WORK REQUEST
If an entry holds a picture, drop the picture but restate the entry word for word.

EXCERPTED RECORDS
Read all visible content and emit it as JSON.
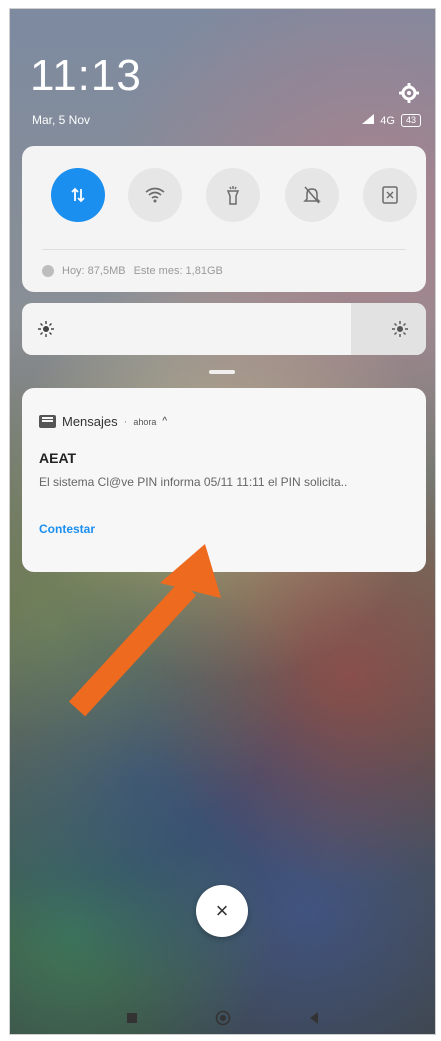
{
  "status": {
    "time": "11:13",
    "date": "Mar, 5 Nov",
    "network": "4G",
    "battery": "43"
  },
  "quick_settings": {
    "toggles": [
      {
        "name": "mobile-data-icon",
        "active": true
      },
      {
        "name": "wifi-icon",
        "active": false
      },
      {
        "name": "flashlight-icon",
        "active": false
      },
      {
        "name": "silent-icon",
        "active": false
      },
      {
        "name": "screenshot-icon",
        "active": false
      }
    ],
    "data_today": "Hoy: 87,5MB",
    "data_month": "Este mes: 1,81GB"
  },
  "notification": {
    "app": "Mensajes",
    "separator": "·",
    "time": "ahora",
    "title": "AEAT",
    "body": "El sistema Cl@ve PIN informa 05/11 11:11 el PIN solicita..",
    "reply_label": "Contestar"
  },
  "close_label": "×",
  "colors": {
    "accent": "#1a8ff0",
    "arrow": "#ee6a1e"
  }
}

TASK ANSWER
Read all visible content and emit it as JSON.
{
  "status": {
    "time": "11:13",
    "date": "Mar, 5 Nov",
    "network": "4G",
    "battery": "43"
  },
  "quick_settings": {
    "toggles": [
      {
        "name": "mobile-data-icon",
        "active": true
      },
      {
        "name": "wifi-icon",
        "active": false
      },
      {
        "name": "flashlight-icon",
        "active": false
      },
      {
        "name": "silent-icon",
        "active": false
      },
      {
        "name": "screenshot-icon",
        "active": false
      }
    ],
    "data_today": "Hoy: 87,5MB",
    "data_month": "Este mes: 1,81GB"
  },
  "notification": {
    "app": "Mensajes",
    "separator": "·",
    "time": "ahora",
    "title": "AEAT",
    "body": "El sistema Cl@ve PIN informa 05/11 11:11 el PIN solicita..",
    "reply_label": "Contestar"
  },
  "close_label": "×",
  "colors": {
    "accent": "#1a8ff0",
    "arrow": "#ee6a1e"
  }
}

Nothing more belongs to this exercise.